- YOUR ASSIGNMENT
For each line below that includes the string "this", show the whole line.

- SUPPLIED MATERIAL
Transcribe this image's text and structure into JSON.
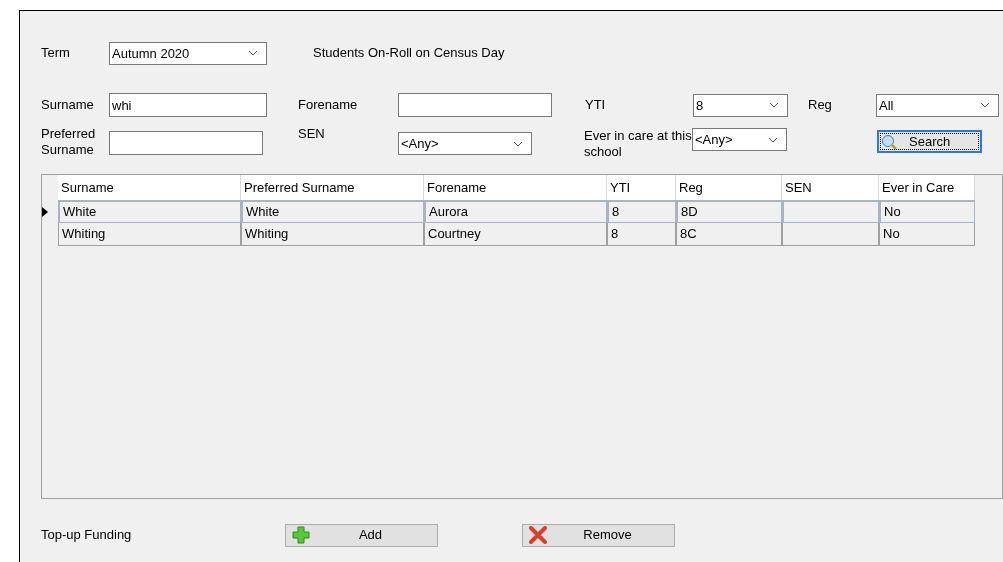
{
  "term": {
    "label": "Term",
    "value": "Autumn 2020"
  },
  "census_note": "Students On-Roll on Census Day",
  "filters": {
    "surname": {
      "label": "Surname",
      "value": "whi"
    },
    "forename": {
      "label": "Forename"
    },
    "yti": {
      "label": "YTI",
      "value": "8"
    },
    "reg": {
      "label": "Reg",
      "value": "All"
    },
    "preferred_surname": {
      "label": "Preferred Surname"
    },
    "sen": {
      "label": "SEN",
      "value": "<Any>"
    },
    "ever_in_care": {
      "label": "Ever in care at this school",
      "value": "<Any>"
    }
  },
  "search_button": "Search",
  "table": {
    "columns": [
      "Surname",
      "Preferred Surname",
      "Forename",
      "YTI",
      "Reg",
      "SEN",
      "Ever in Care"
    ],
    "rows": [
      {
        "selected": true,
        "cells": [
          "White",
          "White",
          "Aurora",
          "8",
          "8D",
          "",
          "No"
        ]
      },
      {
        "selected": false,
        "cells": [
          "Whiting",
          "Whiting",
          "Courtney",
          "8",
          "8C",
          "",
          "No"
        ]
      }
    ]
  },
  "top_up": {
    "label": "Top-up Funding",
    "buttons": [
      {
        "kind": "add",
        "label": "Add"
      },
      {
        "kind": "remove",
        "label": "Remove"
      }
    ]
  }
}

- TASK SOLUTION
Transcribe this image's text and structure into JSON.
      "label": "Ever in care at this school",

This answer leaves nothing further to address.